- Hitler tasked Field Marshal Erwin Rommel with defending against an invasion. “The Atlantic Wall” was a 2,400-mile network of bunkers and obstacles. The goal was to defend against the inevitable Allied invasion.
- Before the boats landed, paratroopers spearheaded the invasion. They came from the 82nd Airborne and 101st Airborne among others.
- Weather delayed the invasion by one day. However, June 6 had to be the launch date or the invasion would have been delayed another few weeks as the invasion was based around phases of the moon.
- Omaha beach was the bloodiest. Very few of the landing craft made it to the beach. Allied forces were dropped in the water instead of the beach. A barrage of machine gun fire greeted Allied forces. They had to wade through obstacles, land mines, and barbed wire. When they finally made it across the beach, the sheer size of the cliffs presented further challenges. Casualty estimates are up to 2,400.
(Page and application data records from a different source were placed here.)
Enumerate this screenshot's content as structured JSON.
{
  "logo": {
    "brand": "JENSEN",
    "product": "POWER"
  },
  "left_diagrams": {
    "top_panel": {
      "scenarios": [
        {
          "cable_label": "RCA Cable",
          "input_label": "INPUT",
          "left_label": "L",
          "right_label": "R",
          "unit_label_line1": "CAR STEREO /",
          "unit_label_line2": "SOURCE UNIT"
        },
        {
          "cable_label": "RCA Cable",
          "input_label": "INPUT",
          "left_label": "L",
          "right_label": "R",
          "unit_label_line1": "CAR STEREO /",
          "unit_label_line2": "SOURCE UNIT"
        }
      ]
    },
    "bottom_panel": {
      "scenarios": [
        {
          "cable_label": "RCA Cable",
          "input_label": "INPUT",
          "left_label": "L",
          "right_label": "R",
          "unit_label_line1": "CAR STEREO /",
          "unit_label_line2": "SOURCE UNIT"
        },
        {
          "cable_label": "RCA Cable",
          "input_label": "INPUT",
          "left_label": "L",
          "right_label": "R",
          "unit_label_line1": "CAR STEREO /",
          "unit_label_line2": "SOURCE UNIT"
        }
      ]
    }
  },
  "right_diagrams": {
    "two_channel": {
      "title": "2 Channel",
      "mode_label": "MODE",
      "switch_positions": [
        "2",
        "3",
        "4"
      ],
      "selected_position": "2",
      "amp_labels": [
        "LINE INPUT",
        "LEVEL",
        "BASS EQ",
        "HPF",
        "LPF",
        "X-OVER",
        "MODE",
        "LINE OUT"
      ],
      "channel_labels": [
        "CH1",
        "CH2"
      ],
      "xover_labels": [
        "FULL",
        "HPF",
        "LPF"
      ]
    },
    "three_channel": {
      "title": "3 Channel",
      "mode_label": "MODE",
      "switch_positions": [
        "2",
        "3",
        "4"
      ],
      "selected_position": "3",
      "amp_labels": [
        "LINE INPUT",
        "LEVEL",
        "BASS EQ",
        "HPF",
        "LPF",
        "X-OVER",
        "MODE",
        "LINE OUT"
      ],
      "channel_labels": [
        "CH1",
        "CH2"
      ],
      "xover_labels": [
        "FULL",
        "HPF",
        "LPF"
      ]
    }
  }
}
A Key Turning Point
D-Day was decisive. It turned the tide of World War II. In less than a year, Nazi Germany would declare unconditional surrender. That day of victory was called V-E day on May 8, 1945. V-E stands for “Victory Europe.”
Today, we remember the legacy of those that fought and died at Normandy. We live in turbulent times. However, D-Day is a moment to pause and reflect.
D-Day is an opportunity to be grateful for the millions of Americans that have been willing to serve their country and put their lives on the line. As highlighted earlier, the human factors were incredible. It is hard to imagine the difficulty of what America’s heroes accomplished. But, they accomplished it nonetheless. And the world is better for it!
Where to Visit
If one has the means, a visit to France is ideal. To actually see the beaches where the Normandy invasion took place is an amazing experience. The row of perfectly aligned white crosses is emotional.
But, if one does not have the time or the means, there is another great option. The National D-Day Memorial is in Bedford, Virginia. Why Bedford? Bedford was made famous for the “Bedford Boys”. The town sustained the most casualties per capita of any town in the United States. With a population of only 3,000 people, nineteen of its citizens were killed on Normandy.
However, COVID-19 is causing some temporary halts in activity. Nevertheless, the D-Day Memorial will open again. In the meantime, the website provides the opportunity to virtually commemorate the 76th Anniversary of D-Day.
Additional Reading and Resources
D-Day by Stephen E. Ambrose